- _The task_
Please repeat every entry exactly as given, apart from dropping the images.

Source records
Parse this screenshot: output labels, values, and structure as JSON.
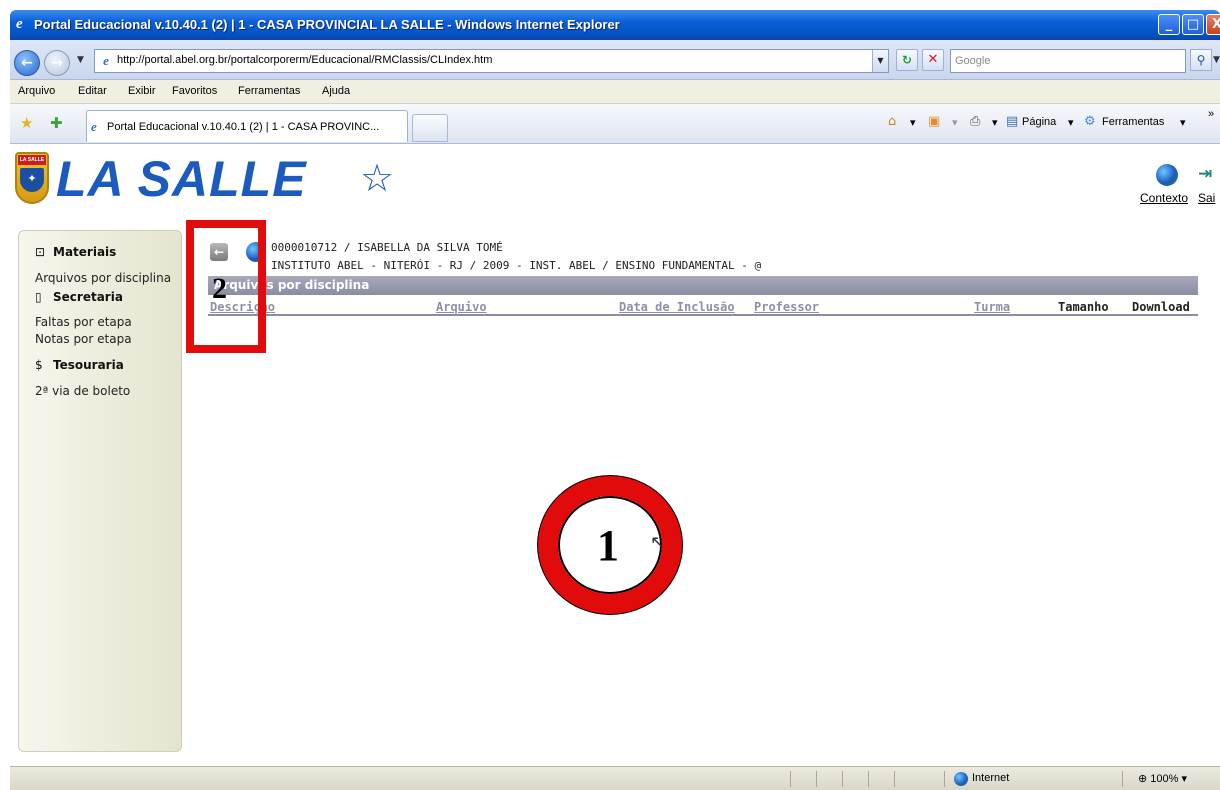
{
  "window": {
    "title": "Portal Educacional v.10.40.1 (2) | 1 - CASA PROVINCIAL LA SALLE - Windows Internet Explorer",
    "min": "_",
    "max": "□",
    "close": "X"
  },
  "address_bar": {
    "url": "http://portal.abel.org.br/portalcorporerm/Educacional/RMClassis/CLIndex.htm",
    "search_placeholder": "Google"
  },
  "menu": [
    "Arquivo",
    "Editar",
    "Exibir",
    "Favoritos",
    "Ferramentas",
    "Ajuda"
  ],
  "tab": {
    "label": "Portal Educacional v.10.40.1 (2) | 1 - CASA PROVINC..."
  },
  "toolbar": {
    "page": "Página",
    "tools": "Ferramentas"
  },
  "logo": {
    "text": "LA SALLE",
    "shield_text": "LA SALLE"
  },
  "header_links": {
    "context": "Contexto",
    "exit": "Sai"
  },
  "sidebar": {
    "sections": [
      {
        "title": "Materiais",
        "icon": "briefcase-icon",
        "items": [
          "Arquivos por disciplina"
        ]
      },
      {
        "title": "Secretaria",
        "icon": "clipboard-icon",
        "items": [
          "Faltas por etapa",
          "Notas por etapa"
        ]
      },
      {
        "title": "Tesouraria",
        "icon": "dollar-icon",
        "items": [
          "2ª via de boleto"
        ]
      }
    ]
  },
  "content": {
    "student": "0000010712  / ISABELLA DA SILVA TOMÉ",
    "institution": "INSTITUTO ABEL - NITERÓI - RJ / 2009 - INST. ABEL  / ENSINO FUNDAMENTAL - @",
    "grid_title": "Arquivos por disciplina",
    "columns": [
      "Descrição",
      "Arquivo",
      "Data de Inclusão",
      "Professor",
      "Turma",
      "Tamanho",
      "Download"
    ]
  },
  "annotations": {
    "box_number": "2",
    "circle_number": "1",
    "color": "#e10b0b"
  },
  "status_bar": {
    "zone": "Internet",
    "zoom": "100%"
  }
}
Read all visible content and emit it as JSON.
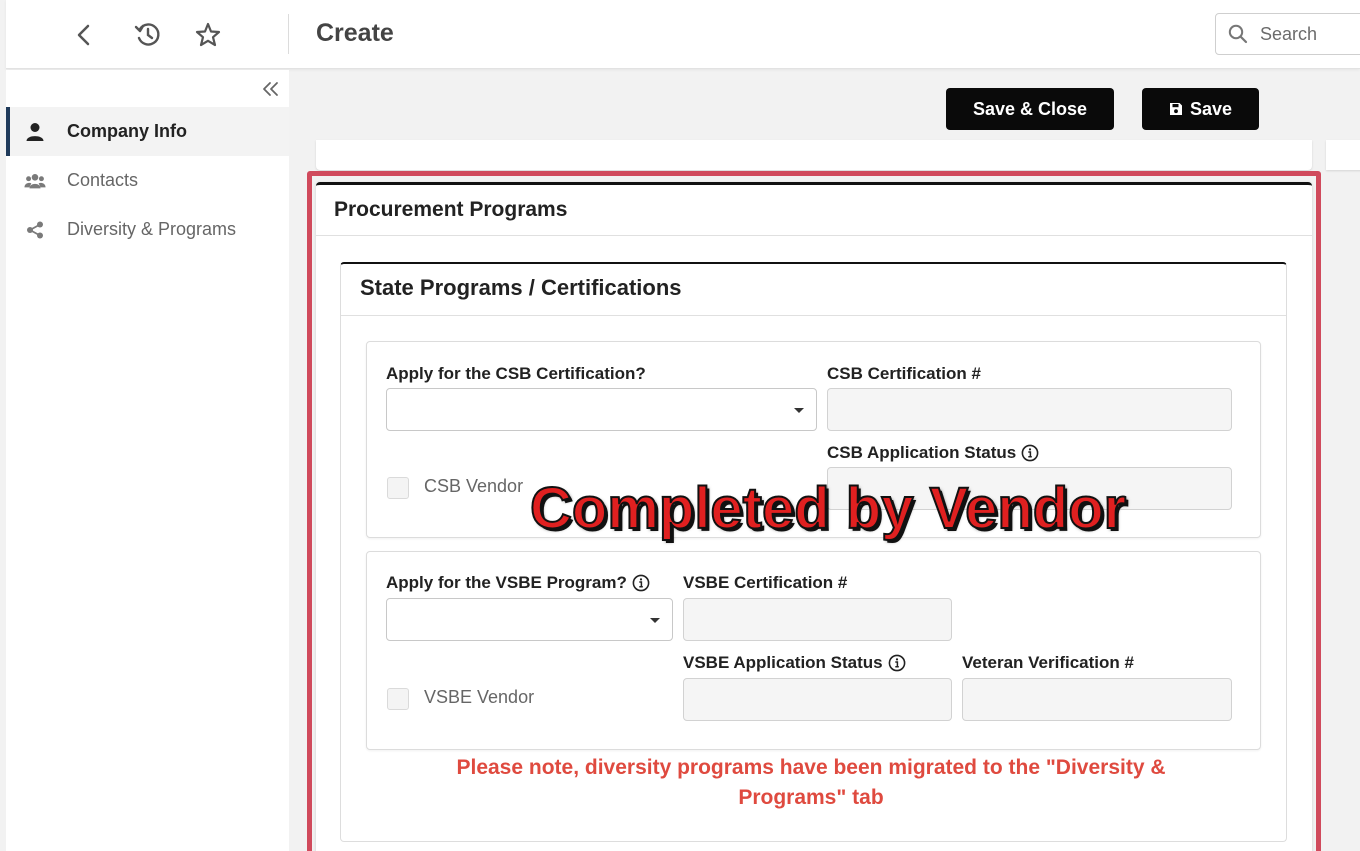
{
  "topbar": {
    "title": "Create",
    "search_placeholder": "Search",
    "icons": [
      "back-icon",
      "history-icon",
      "star-icon",
      "search-icon"
    ]
  },
  "sidebar": {
    "collapse_icon": "double-chevron-left-icon",
    "items": [
      {
        "label": "Company Info",
        "icon": "person-icon",
        "active": true
      },
      {
        "label": "Contacts",
        "icon": "people-icon",
        "active": false
      },
      {
        "label": "Diversity & Programs",
        "icon": "share-icon",
        "active": false
      }
    ]
  },
  "toolbar": {
    "save_close_label": "Save & Close",
    "save_label": "Save",
    "save_icon": "floppy-disk-icon"
  },
  "procurement": {
    "title": "Procurement Programs",
    "state_section": {
      "title": "State Programs / Certifications",
      "csb": {
        "apply_label": "Apply for the CSB Certification?",
        "apply_value": "",
        "cert_label": "CSB Certification #",
        "cert_value": "",
        "status_label": "CSB Application Status",
        "status_value": "",
        "vendor_checkbox_label": "CSB Vendor",
        "vendor_checked": false
      },
      "vsbe": {
        "apply_label": "Apply for the VSBE Program?",
        "apply_value": "",
        "cert_label": "VSBE Certification #",
        "cert_value": "",
        "status_label": "VSBE Application Status",
        "status_value": "",
        "veteran_label": "Veteran Verification #",
        "veteran_value": "",
        "vendor_checkbox_label": "VSBE Vendor",
        "vendor_checked": false
      },
      "note": "Please note, diversity programs have been migrated to the \"Diversity & Programs\" tab"
    }
  },
  "overlay": {
    "text": "Completed by Vendor",
    "color": "#e02020",
    "frame_color": "#d04a5c"
  }
}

- _Task output_
Parse this screenshot: output labels, values, and structure as JSON.
{
  "window": {
    "title": "Portal Educacional v.10.40.1 (2) | 1 - CASA PROVINCIAL LA SALLE - Windows Internet Explorer",
    "min": "_",
    "max": "□",
    "close": "X"
  },
  "address_bar": {
    "url": "http://portal.abel.org.br/portalcorporerm/Educacional/RMClassis/CLIndex.htm",
    "search_placeholder": "Google"
  },
  "menu": [
    "Arquivo",
    "Editar",
    "Exibir",
    "Favoritos",
    "Ferramentas",
    "Ajuda"
  ],
  "tab": {
    "label": "Portal Educacional v.10.40.1 (2) | 1 - CASA PROVINC..."
  },
  "toolbar": {
    "page": "Página",
    "tools": "Ferramentas"
  },
  "logo": {
    "text": "LA SALLE",
    "shield_text": "LA SALLE"
  },
  "header_links": {
    "context": "Contexto",
    "exit": "Sai"
  },
  "sidebar": {
    "sections": [
      {
        "title": "Materiais",
        "icon": "briefcase-icon",
        "items": [
          "Arquivos por disciplina"
        ]
      },
      {
        "title": "Secretaria",
        "icon": "clipboard-icon",
        "items": [
          "Faltas por etapa",
          "Notas por etapa"
        ]
      },
      {
        "title": "Tesouraria",
        "icon": "dollar-icon",
        "items": [
          "2ª via de boleto"
        ]
      }
    ]
  },
  "content": {
    "student": "0000010712  / ISABELLA DA SILVA TOMÉ",
    "institution": "INSTITUTO ABEL - NITERÓI - RJ / 2009 - INST. ABEL  / ENSINO FUNDAMENTAL - @",
    "grid_title": "Arquivos por disciplina",
    "columns": [
      "Descrição",
      "Arquivo",
      "Data de Inclusão",
      "Professor",
      "Turma",
      "Tamanho",
      "Download"
    ]
  },
  "annotations": {
    "box_number": "2",
    "circle_number": "1",
    "color": "#e10b0b"
  },
  "status_bar": {
    "zone": "Internet",
    "zoom": "100%"
  }
}
Read all visible content and emit it as JSON.
{
  "topbar": {
    "title": "Create",
    "search_placeholder": "Search",
    "icons": [
      "back-icon",
      "history-icon",
      "star-icon",
      "search-icon"
    ]
  },
  "sidebar": {
    "collapse_icon": "double-chevron-left-icon",
    "items": [
      {
        "label": "Company Info",
        "icon": "person-icon",
        "active": true
      },
      {
        "label": "Contacts",
        "icon": "people-icon",
        "active": false
      },
      {
        "label": "Diversity & Programs",
        "icon": "share-icon",
        "active": false
      }
    ]
  },
  "toolbar": {
    "save_close_label": "Save & Close",
    "save_label": "Save",
    "save_icon": "floppy-disk-icon"
  },
  "procurement": {
    "title": "Procurement Programs",
    "state_section": {
      "title": "State Programs / Certifications",
      "csb": {
        "apply_label": "Apply for the CSB Certification?",
        "apply_value": "",
        "cert_label": "CSB Certification #",
        "cert_value": "",
        "status_label": "CSB Application Status",
        "status_value": "",
        "vendor_checkbox_label": "CSB Vendor",
        "vendor_checked": false
      },
      "vsbe": {
        "apply_label": "Apply for the VSBE Program?",
        "apply_value": "",
        "cert_label": "VSBE Certification #",
        "cert_value": "",
        "status_label": "VSBE Application Status",
        "status_value": "",
        "veteran_label": "Veteran Verification #",
        "veteran_value": "",
        "vendor_checkbox_label": "VSBE Vendor",
        "vendor_checked": false
      },
      "note": "Please note, diversity programs have been migrated to the \"Diversity & Programs\" tab"
    }
  },
  "overlay": {
    "text": "Completed by Vendor",
    "color": "#e02020",
    "frame_color": "#d04a5c"
  }
}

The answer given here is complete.